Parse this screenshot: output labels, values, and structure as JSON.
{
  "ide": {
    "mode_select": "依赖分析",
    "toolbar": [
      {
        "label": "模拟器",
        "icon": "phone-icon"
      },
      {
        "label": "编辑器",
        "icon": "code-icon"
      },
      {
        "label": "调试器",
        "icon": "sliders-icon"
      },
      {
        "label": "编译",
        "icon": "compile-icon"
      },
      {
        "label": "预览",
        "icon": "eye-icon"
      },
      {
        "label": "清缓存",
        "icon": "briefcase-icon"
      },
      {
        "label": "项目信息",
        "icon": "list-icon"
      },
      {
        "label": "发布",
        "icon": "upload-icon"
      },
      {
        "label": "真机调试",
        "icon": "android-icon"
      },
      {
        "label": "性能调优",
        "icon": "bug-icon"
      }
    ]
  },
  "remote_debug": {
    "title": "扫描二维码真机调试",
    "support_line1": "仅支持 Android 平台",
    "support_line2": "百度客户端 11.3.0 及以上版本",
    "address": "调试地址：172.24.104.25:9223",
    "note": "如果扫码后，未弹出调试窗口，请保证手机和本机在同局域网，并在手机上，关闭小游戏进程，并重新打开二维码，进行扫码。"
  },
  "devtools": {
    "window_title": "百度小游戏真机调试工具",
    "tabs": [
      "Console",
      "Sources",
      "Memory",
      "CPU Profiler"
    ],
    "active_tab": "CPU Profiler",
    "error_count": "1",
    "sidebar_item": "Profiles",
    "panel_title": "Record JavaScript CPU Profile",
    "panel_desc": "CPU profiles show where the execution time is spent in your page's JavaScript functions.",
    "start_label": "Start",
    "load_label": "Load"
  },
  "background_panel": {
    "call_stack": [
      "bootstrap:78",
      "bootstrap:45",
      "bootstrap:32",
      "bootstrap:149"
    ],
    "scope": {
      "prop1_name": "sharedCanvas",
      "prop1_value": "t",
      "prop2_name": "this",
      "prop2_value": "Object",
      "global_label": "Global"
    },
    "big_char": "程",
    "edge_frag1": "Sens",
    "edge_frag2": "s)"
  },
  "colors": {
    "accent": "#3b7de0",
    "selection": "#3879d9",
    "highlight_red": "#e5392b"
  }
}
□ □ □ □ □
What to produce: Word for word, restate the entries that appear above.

Output for this task:
Parse this screenshot: output labels, values, and structure as JSON.
{
  "ide": {
    "mode_select": "依赖分析",
    "toolbar": [
      {
        "label": "模拟器",
        "icon": "phone-icon"
      },
      {
        "label": "编辑器",
        "icon": "code-icon"
      },
      {
        "label": "调试器",
        "icon": "sliders-icon"
      },
      {
        "label": "编译",
        "icon": "compile-icon"
      },
      {
        "label": "预览",
        "icon": "eye-icon"
      },
      {
        "label": "清缓存",
        "icon": "briefcase-icon"
      },
      {
        "label": "项目信息",
        "icon": "list-icon"
      },
      {
        "label": "发布",
        "icon": "upload-icon"
      },
      {
        "label": "真机调试",
        "icon": "android-icon"
      },
      {
        "label": "性能调优",
        "icon": "bug-icon"
      }
    ]
  },
  "remote_debug": {
    "title": "扫描二维码真机调试",
    "support_line1": "仅支持 Android 平台",
    "support_line2": "百度客户端 11.3.0 及以上版本",
    "address": "调试地址：172.24.104.25:9223",
    "note": "如果扫码后，未弹出调试窗口，请保证手机和本机在同局域网，并在手机上，关闭小游戏进程，并重新打开二维码，进行扫码。"
  },
  "devtools": {
    "window_title": "百度小游戏真机调试工具",
    "tabs": [
      "Console",
      "Sources",
      "Memory",
      "CPU Profiler"
    ],
    "active_tab": "CPU Profiler",
    "error_count": "1",
    "sidebar_item": "Profiles",
    "panel_title": "Record JavaScript CPU Profile",
    "panel_desc": "CPU profiles show where the execution time is spent in your page's JavaScript functions.",
    "start_label": "Start",
    "load_label": "Load"
  },
  "background_panel": {
    "call_stack": [
      "bootstrap:78",
      "bootstrap:45",
      "bootstrap:32",
      "bootstrap:149"
    ],
    "scope": {
      "prop1_name": "sharedCanvas",
      "prop1_value": "t",
      "prop2_name": "this",
      "prop2_value": "Object",
      "global_label": "Global"
    },
    "big_char": "程",
    "edge_frag1": "Sens",
    "edge_frag2": "s)"
  },
  "colors": {
    "accent": "#3b7de0",
    "selection": "#3879d9",
    "highlight_red": "#e5392b"
  }
}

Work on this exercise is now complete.